Monday, September 26, 2016

Mushrooms Hunting

Leccinum aurantiacum

Mushroom hunting is one of activities with physical exercise and with the bonus of incredibly satisfying results. It’s a great way to get outdoors  and to catch the best reward. I love pretty mushrooms, although they always try to hide under grass, old leaves, tree branches, moss.
Boletus edulis and boletus pinophilus  (or White fungus) is the most-coveted mushroom among mushroom hunters because they’re meaty and aromatic and are easy to identify and safe to eat. It often grows in pine, deciduous  and mixed forests. (source:http://mushroom-collecting.com)


Boletus edulis (Boletes)
Boletus edulis (Boletes)
This one wants to look like any other thing but not a mushroom!

Leccinum aurantiacum (Orange Oak bolete)
Leccinum scabrum (Rough-stemmed bolete)

Leccinum aurantiacum and Leccinum scabrum often grow in aspen and birch forests. Leccinum aurantiacum is large, attractive and easy to spot. They are very colorful and I love hunting them but don't like to use these mushrooms because of a sponge that these mushrooms have  below a cap.
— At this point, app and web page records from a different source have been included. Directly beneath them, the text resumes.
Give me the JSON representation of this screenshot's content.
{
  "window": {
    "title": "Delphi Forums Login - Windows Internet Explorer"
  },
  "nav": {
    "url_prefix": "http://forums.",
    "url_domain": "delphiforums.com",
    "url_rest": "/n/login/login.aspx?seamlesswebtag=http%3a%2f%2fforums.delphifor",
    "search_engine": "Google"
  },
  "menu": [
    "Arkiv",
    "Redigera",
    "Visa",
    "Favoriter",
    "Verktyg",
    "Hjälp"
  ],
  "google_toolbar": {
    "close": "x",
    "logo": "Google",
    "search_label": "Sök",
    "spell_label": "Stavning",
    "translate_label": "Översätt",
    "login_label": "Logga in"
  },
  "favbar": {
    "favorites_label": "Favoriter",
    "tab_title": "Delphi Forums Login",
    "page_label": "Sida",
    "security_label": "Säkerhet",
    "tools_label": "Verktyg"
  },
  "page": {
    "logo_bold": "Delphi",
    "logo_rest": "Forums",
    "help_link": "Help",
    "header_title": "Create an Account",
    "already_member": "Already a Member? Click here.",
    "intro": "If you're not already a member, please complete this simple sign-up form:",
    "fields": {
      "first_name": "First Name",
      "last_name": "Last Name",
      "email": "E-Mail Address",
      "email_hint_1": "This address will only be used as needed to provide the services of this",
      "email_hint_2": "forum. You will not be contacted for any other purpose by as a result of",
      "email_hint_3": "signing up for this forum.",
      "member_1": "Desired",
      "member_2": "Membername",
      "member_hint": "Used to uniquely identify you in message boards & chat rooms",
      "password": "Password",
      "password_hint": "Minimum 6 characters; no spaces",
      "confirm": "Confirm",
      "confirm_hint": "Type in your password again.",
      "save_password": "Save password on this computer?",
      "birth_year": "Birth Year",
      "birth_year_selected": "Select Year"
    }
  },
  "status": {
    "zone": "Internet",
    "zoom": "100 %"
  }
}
Ananita muscaria (Fly agaric)
Ananita muscaria  grow in woodland, or beside trees especially of birch and pine. Contains the toxin muscarine, which causes sweat-inducing poisoning. It is a common and widespread fungus, commonly depicted in children’s books and on Christmas cards around the world. (source: Kew Science)
I'm delighted to spot Fly agaric near a tree but I never put in my basket :D

Armillariella mellea (Honey fungus)
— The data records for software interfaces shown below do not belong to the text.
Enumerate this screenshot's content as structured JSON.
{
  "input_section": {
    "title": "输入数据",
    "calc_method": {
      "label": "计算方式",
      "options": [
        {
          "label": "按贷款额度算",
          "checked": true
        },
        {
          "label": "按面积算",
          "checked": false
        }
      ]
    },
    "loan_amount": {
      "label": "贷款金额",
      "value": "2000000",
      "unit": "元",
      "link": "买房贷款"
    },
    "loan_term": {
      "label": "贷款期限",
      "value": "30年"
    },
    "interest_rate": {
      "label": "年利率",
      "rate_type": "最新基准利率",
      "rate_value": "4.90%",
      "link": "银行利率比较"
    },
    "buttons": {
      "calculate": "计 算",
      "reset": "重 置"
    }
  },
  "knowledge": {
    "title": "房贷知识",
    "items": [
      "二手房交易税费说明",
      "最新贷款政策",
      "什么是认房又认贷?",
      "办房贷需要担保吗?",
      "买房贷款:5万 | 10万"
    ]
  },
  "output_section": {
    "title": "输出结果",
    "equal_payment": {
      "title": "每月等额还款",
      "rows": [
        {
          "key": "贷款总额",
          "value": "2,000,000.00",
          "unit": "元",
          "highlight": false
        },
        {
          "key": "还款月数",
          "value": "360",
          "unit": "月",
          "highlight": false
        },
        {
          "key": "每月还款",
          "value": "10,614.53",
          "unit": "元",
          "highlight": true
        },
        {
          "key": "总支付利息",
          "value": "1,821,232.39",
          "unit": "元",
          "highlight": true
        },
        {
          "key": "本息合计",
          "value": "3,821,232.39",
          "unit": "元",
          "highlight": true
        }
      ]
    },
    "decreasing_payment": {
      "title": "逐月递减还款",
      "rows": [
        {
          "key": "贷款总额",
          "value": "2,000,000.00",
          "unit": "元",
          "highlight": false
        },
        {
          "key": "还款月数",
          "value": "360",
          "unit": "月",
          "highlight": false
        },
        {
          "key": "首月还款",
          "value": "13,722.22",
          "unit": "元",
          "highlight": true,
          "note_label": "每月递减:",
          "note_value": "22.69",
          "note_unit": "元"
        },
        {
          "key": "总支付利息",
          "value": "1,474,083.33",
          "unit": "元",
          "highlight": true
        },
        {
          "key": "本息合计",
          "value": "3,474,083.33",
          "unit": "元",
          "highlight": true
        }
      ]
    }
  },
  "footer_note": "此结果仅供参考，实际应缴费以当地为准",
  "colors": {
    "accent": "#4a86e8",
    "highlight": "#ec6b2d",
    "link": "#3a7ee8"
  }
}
Some people don't hunt Honey fungus that sometimes look like Fly agaric. Their color varying from yellowish-brown to reddish-brown, the disc darker with fine hair or scales. I always boil and them fry Honey mushrooms with onion and species, I love eating them in soup too.


Leccinum aurantiacum (Orange Oak bolete)
Boletus edulis (Boletes)
Boletus edulis (Boletes)
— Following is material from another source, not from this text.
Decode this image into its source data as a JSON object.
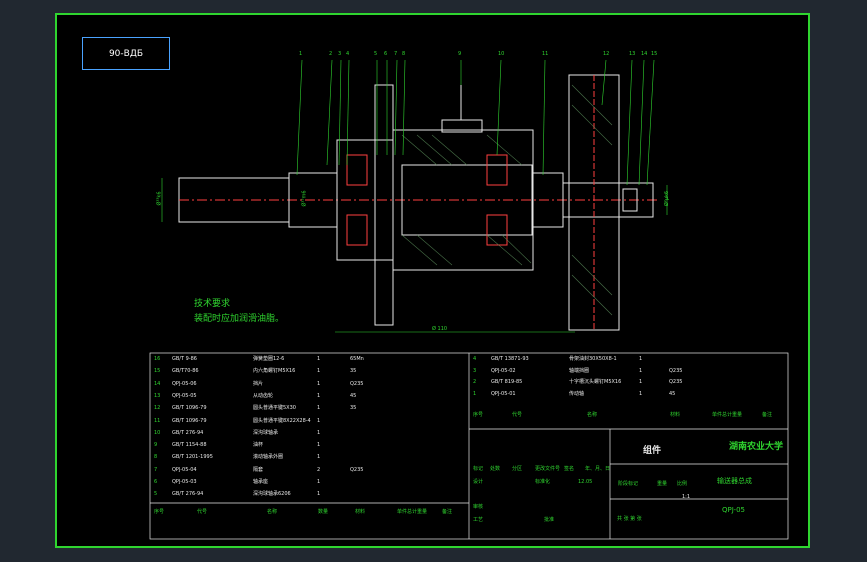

The Bolete is a very popular, delicious, meaty mushroom that grows all over the world. It has many names such as king, cep, porcini, steinpilz, penny bun, white and many others. Especially the king bolete is a favorite and familiar mushroom drawn, painted or sculpted by artists. The king is often very large and stately with a thick club shaped stem, thick cap and an impressive appearance. (source:http://mushroom-collecting.com)
I'm not very lucky in boletes or white fungus hunting and when I catch it, I' m happy! I cook soup, fry with potatoes, dry them for winter time.
 
 Cantharellus cibarius (Chanterelle)

The Chanterelle is found and enjoyed by people all over the world. It has many names, pfifferling, girolle, gallinacci, fox. It is fairly common and easy to spot and grows in great profusion some years. (source:http://mushroom-collecting.com)
To me it is very easy to hunt foxes because I can perfectly see them between grass or low blueberry bushes. When I find Chanterelles I sit and catch fungus around me :D. I fry them and cook soup or eat with veggies.

The photos of mushrooms were made in the woods near my summer cottage, Saint Petersburg.

Did you ever go to mushroom hunting? What did you catch? How do you use fungus?

Thursday, September 15, 2016

Flowers, Redcurrant Jelly and a Plaid - GBBD

Despite of autumn, the weather is warm enough and my garden keeps living like in summer. Asters, lilies, ligularia, phlox and of course hydrangea grandiflora reign in the garden. The tall, with large white-pink inflorescence hydrangea bush is sumptuously seen from the entrance. I'd chosen the right place to plant small thin hydrangea trunk 10 years ago. It grows and blooms happily near the gazebo, having sun from midday till evening.


If you, my friends remember, I picked up a lot of redcurrant berries in my garden, see here. And I had to make something with this harvest,  so not thinking a lot I decided to make jelly of redcurrant juice and sugar (1:1). After boiling a mixture of juice and sugar about 20 min I canned jelly in some jars. Yesterday I opened one of these to see how this jelly is. It's very thick and it slowly drops off a spoon. It tastes like fresh redcurrant, sweet-sourly and is good for toasts.  



However the garden work isn't still too much. September is cooler than August, so I've been thinking about new warm clothes. One day I had had an interesting idea to unpick some knitted things that I don't wear now and very soon I had many hanks of yarn of different colors. 
I've crocheted small squares using all yarns, squares are 40 and are unlike. Then I've put them along alternating between the colors and crocheted again one by one.



I crocheted by sides and ironed and here is a new plaid (40 x 150 cm) for winter evenings :). My new plaid reminds me gathered together flower heads.

How is your garden in autumn? Do you need to do something in this time?

Monday, September 5, 2016

Wordless Monday: Annual Dahlia and Aster

 
 
 


I've grown these aster and dahlia from seed, started in early spring on my windowsills.
Do you love growing annuals by your own or do you prefer to buy seedlings for your garden?